Where do you see this project going?
I started to realize that while each of the subjects in this work come from different experiences, they’re all brought together by the relationship they share with this unique landscape. Ultimately this series is about our relationship to place and what that means. The investigation of that relationship has become the primary focus of Fieldwork.
I plan to continue this project for some time, digging as deep as I can to understand this particular piece of the puzzle. Simultaneously, I’m going to continue my investigation into the complex web of relationships surrounding this place as far as it can take me, probably resulting in a few different projects in the end.
Much of the work being done throughout this series takes place on federally managed public lands.
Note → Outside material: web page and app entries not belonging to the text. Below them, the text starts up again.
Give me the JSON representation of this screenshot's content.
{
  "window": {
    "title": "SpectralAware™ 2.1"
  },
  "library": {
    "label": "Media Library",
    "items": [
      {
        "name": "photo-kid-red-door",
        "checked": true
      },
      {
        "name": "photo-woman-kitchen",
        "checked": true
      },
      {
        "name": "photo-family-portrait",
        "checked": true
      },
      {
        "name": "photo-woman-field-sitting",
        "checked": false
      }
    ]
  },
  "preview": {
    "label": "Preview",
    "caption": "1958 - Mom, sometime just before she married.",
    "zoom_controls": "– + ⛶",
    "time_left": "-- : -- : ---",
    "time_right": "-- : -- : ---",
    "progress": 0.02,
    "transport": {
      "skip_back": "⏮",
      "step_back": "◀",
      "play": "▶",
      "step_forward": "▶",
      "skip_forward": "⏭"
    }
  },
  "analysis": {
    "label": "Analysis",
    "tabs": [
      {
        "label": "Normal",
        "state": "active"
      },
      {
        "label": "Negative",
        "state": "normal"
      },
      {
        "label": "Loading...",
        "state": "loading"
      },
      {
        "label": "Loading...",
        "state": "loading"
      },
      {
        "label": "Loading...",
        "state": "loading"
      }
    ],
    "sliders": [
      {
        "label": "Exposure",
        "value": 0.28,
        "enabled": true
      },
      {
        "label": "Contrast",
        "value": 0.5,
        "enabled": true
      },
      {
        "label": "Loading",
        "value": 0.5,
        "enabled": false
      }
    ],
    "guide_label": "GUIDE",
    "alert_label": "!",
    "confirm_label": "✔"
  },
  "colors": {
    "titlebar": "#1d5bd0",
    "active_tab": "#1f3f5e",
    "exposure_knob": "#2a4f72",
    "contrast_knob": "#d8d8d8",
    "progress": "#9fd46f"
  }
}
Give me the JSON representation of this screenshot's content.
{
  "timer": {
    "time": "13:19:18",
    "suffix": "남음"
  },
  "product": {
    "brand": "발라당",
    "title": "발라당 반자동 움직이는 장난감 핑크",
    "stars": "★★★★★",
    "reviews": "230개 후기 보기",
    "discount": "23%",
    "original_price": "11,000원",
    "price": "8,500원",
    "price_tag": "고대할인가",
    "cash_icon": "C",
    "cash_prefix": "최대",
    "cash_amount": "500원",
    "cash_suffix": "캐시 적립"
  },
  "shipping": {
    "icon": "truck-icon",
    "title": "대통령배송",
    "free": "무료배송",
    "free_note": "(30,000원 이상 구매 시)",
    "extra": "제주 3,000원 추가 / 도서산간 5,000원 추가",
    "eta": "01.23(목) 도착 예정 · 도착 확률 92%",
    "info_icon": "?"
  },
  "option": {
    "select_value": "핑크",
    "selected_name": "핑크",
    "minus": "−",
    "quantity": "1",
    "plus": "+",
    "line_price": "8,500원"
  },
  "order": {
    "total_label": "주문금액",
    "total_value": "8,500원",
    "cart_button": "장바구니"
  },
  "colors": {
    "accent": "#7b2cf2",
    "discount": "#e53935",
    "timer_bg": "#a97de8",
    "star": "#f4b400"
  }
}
As public lands continue to come under threat from our current administration, I’m thinking about how Fieldwork can contribute to that conversation, ultimately hoping to show a positive example of public lands stewardship and the greater value of public lands to a wider audience. I hope that this project can inspire viewers to examine their own relationship to public lands, and if they don’t have one, start one.
The work hasn’t been exhibited anywhere, but that’s definitely on my mind.
What helps you sustain your current creative practice?
It’s so obvious, but the biggest thing I’ve learned recently is how important it is to continue putting time and energy into my practice, even when I don’t want to, and especially when it feels hard. It’s not easy, and I struggle a lot finding my focus and productivity on a regular basis. Building consistency over time for anything I do is always key for me — work, running, writing, whatever.
I try and write regularly, first thing every morning if possible, and that really helps set me straight for the day. Running is also huge. I often wish I had a way to record my thoughts when I’m out on a long run. More than anything I’m trying to be mindful as much as possible and stay focused on the bigger picture. It’s easy to get bogged down and stuck in my own head, and I hate that. I’m trying to be more positive.
What’s next for you?
I have a few projects in their early stages that I am looking forward to developing further, but I don’t know how to explain them yet. The dream is to travel as much as I can and get paid to make photographs. Going back to school may be in my future at some point, which is exciting and terrifying at the same time.